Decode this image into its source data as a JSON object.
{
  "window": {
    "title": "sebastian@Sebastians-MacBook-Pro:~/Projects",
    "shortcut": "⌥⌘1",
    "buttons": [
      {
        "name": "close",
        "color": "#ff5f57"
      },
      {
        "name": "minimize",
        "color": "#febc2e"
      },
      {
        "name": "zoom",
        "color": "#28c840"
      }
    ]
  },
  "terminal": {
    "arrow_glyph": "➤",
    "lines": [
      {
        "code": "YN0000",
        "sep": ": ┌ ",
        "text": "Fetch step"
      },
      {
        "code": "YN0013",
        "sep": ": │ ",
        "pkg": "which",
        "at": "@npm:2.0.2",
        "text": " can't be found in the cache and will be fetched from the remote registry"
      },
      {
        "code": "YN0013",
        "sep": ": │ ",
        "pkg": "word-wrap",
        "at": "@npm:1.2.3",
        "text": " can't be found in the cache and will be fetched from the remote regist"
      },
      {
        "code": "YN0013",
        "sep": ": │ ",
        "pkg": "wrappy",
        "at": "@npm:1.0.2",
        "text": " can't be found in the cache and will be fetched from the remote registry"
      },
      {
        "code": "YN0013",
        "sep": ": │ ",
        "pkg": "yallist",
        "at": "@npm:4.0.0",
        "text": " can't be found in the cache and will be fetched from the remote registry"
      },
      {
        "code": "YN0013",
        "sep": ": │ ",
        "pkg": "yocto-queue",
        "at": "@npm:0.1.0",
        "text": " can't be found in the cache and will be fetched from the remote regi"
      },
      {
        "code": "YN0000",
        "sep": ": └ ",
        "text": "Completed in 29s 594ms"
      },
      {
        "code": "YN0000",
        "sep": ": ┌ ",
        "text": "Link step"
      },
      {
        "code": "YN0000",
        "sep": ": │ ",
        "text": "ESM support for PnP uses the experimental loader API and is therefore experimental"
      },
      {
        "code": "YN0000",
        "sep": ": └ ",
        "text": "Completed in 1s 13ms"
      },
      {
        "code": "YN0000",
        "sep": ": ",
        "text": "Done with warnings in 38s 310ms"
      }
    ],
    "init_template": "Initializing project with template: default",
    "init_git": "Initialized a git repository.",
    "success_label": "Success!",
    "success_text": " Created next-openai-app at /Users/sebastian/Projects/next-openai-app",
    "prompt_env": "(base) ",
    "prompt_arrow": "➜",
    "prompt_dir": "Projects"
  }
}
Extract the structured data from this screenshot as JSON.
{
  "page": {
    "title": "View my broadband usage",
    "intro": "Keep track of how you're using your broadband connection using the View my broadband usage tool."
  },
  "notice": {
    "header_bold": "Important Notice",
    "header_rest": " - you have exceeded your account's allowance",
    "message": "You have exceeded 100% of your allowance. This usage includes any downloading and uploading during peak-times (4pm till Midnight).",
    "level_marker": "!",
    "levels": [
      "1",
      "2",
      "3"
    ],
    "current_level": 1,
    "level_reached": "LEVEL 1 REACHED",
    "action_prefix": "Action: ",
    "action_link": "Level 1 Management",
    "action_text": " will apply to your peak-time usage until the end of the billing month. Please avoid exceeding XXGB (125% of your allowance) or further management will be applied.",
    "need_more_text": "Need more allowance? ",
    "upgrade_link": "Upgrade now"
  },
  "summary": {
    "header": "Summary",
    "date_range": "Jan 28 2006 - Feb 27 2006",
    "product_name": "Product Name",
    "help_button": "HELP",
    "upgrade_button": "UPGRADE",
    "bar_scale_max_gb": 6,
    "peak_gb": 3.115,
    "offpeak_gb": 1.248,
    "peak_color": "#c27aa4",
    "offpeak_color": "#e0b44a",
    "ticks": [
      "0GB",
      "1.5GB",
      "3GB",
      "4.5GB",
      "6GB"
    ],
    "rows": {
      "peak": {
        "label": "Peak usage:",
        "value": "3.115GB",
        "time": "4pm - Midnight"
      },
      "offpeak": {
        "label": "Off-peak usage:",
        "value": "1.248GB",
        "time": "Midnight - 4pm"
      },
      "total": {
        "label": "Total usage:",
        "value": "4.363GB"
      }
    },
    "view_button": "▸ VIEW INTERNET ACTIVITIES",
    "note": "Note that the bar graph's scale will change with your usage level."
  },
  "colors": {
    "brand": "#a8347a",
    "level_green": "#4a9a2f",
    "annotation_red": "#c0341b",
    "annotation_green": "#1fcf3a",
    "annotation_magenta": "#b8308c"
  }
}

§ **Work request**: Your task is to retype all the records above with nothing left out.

§ **Answer space**:
Decode this image into its source data as a JSON object.
{
  "window": {
    "title": "sebastian@Sebastians-MacBook-Pro:~/Projects",
    "shortcut": "⌥⌘1",
    "buttons": [
      {
        "name": "close",
        "color": "#ff5f57"
      },
      {
        "name": "minimize",
        "color": "#febc2e"
      },
      {
        "name": "zoom",
        "color": "#28c840"
      }
    ]
  },
  "terminal": {
    "arrow_glyph": "➤",
    "lines": [
      {
        "code": "YN0000",
        "sep": ": ┌ ",
        "text": "Fetch step"
      },
      {
        "code": "YN0013",
        "sep": ": │ ",
        "pkg": "which",
        "at": "@npm:2.0.2",
        "text": " can't be found in the cache and will be fetched from the remote registry"
      },
      {
        "code": "YN0013",
        "sep": ": │ ",
        "pkg": "word-wrap",
        "at": "@npm:1.2.3",
        "text": " can't be found in the cache and will be fetched from the remote regist"
      },
      {
        "code": "YN0013",
        "sep": ": │ ",
        "pkg": "wrappy",
        "at": "@npm:1.0.2",
        "text": " can't be found in the cache and will be fetched from the remote registry"
      },
      {
        "code": "YN0013",
        "sep": ": │ ",
        "pkg": "yallist",
        "at": "@npm:4.0.0",
        "text": " can't be found in the cache and will be fetched from the remote registry"
      },
      {
        "code": "YN0013",
        "sep": ": │ ",
        "pkg": "yocto-queue",
        "at": "@npm:0.1.0",
        "text": " can't be found in the cache and will be fetched from the remote regi"
      },
      {
        "code": "YN0000",
        "sep": ": └ ",
        "text": "Completed in 29s 594ms"
      },
      {
        "code": "YN0000",
        "sep": ": ┌ ",
        "text": "Link step"
      },
      {
        "code": "YN0000",
        "sep": ": │ ",
        "text": "ESM support for PnP uses the experimental loader API and is therefore experimental"
      },
      {
        "code": "YN0000",
        "sep": ": └ ",
        "text": "Completed in 1s 13ms"
      },
      {
        "code": "YN0000",
        "sep": ": ",
        "text": "Done with warnings in 38s 310ms"
      }
    ],
    "init_template": "Initializing project with template: default",
    "init_git": "Initialized a git repository.",
    "success_label": "Success!",
    "success_text": " Created next-openai-app at /Users/sebastian/Projects/next-openai-app",
    "prompt_env": "(base) ",
    "prompt_arrow": "➜",
    "prompt_dir": "Projects"
  }
}
Extract the structured data from this screenshot as JSON.
{
  "page": {
    "title": "View my broadband usage",
    "intro": "Keep track of how you're using your broadband connection using the View my broadband usage tool."
  },
  "notice": {
    "header_bold": "Important Notice",
    "header_rest": " - you have exceeded your account's allowance",
    "message": "You have exceeded 100% of your allowance. This usage includes any downloading and uploading during peak-times (4pm till Midnight).",
    "level_marker": "!",
    "levels": [
      "1",
      "2",
      "3"
    ],
    "current_level": 1,
    "level_reached": "LEVEL 1 REACHED",
    "action_prefix": "Action: ",
    "action_link": "Level 1 Management",
    "action_text": " will apply to your peak-time usage until the end of the billing month. Please avoid exceeding XXGB (125% of your allowance) or further management will be applied.",
    "need_more_text": "Need more allowance? ",
    "upgrade_link": "Upgrade now"
  },
  "summary": {
    "header": "Summary",
    "date_range": "Jan 28 2006 - Feb 27 2006",
    "product_name": "Product Name",
    "help_button": "HELP",
    "upgrade_button": "UPGRADE",
    "bar_scale_max_gb": 6,
    "peak_gb": 3.115,
    "offpeak_gb": 1.248,
    "peak_color": "#c27aa4",
    "offpeak_color": "#e0b44a",
    "ticks": [
      "0GB",
      "1.5GB",
      "3GB",
      "4.5GB",
      "6GB"
    ],
    "rows": {
      "peak": {
        "label": "Peak usage:",
        "value": "3.115GB",
        "time": "4pm - Midnight"
      },
      "offpeak": {
        "label": "Off-peak usage:",
        "value": "1.248GB",
        "time": "Midnight - 4pm"
      },
      "total": {
        "label": "Total usage:",
        "value": "4.363GB"
      }
    },
    "view_button": "▸ VIEW INTERNET ACTIVITIES",
    "note": "Note that the bar graph's scale will change with your usage level."
  },
  "colors": {
    "brand": "#a8347a",
    "level_green": "#4a9a2f",
    "annotation_red": "#c0341b",
    "annotation_green": "#1fcf3a",
    "annotation_magenta": "#b8308c"
  }
}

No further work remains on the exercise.